* _DATA FOR ANALYSIS_
********************

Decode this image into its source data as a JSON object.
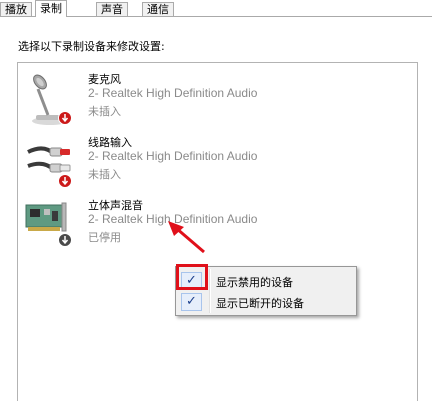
{
  "tabs": [
    {
      "label": "播放"
    },
    {
      "label": "录制"
    },
    {
      "label": "声音"
    },
    {
      "label": "通信"
    }
  ],
  "prompt": "选择以下录制设备来修改设置:",
  "devices": [
    {
      "name": "麦克风",
      "driver": "2- Realtek High Definition Audio",
      "status": "未插入",
      "icon": "microphone-icon"
    },
    {
      "name": "线路输入",
      "driver": "2- Realtek High Definition Audio",
      "status": "未插入",
      "icon": "line-in-cable-icon"
    },
    {
      "name": "立体声混音",
      "driver": "2- Realtek High Definition Audio",
      "status": "已停用",
      "icon": "sound-card-icon"
    }
  ],
  "context_menu": {
    "items": [
      {
        "label": "显示禁用的设备",
        "checked": true
      },
      {
        "label": "显示已断开的设备",
        "checked": true
      }
    ]
  },
  "annotations": {
    "highlight_color": "#e0101a",
    "arrow_color": "#e0101a"
  }
}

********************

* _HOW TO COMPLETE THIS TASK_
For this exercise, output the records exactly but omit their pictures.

* _RESPONSE TO THIS TASK_
Decode this image into its source data as a JSON object.
{
  "tabs": [
    {
      "label": "播放"
    },
    {
      "label": "录制"
    },
    {
      "label": "声音"
    },
    {
      "label": "通信"
    }
  ],
  "prompt": "选择以下录制设备来修改设置:",
  "devices": [
    {
      "name": "麦克风",
      "driver": "2- Realtek High Definition Audio",
      "status": "未插入",
      "icon": "microphone-icon"
    },
    {
      "name": "线路输入",
      "driver": "2- Realtek High Definition Audio",
      "status": "未插入",
      "icon": "line-in-cable-icon"
    },
    {
      "name": "立体声混音",
      "driver": "2- Realtek High Definition Audio",
      "status": "已停用",
      "icon": "sound-card-icon"
    }
  ],
  "context_menu": {
    "items": [
      {
        "label": "显示禁用的设备",
        "checked": true
      },
      {
        "label": "显示已断开的设备",
        "checked": true
      }
    ]
  },
  "annotations": {
    "highlight_color": "#e0101a",
    "arrow_color": "#e0101a"
  }
}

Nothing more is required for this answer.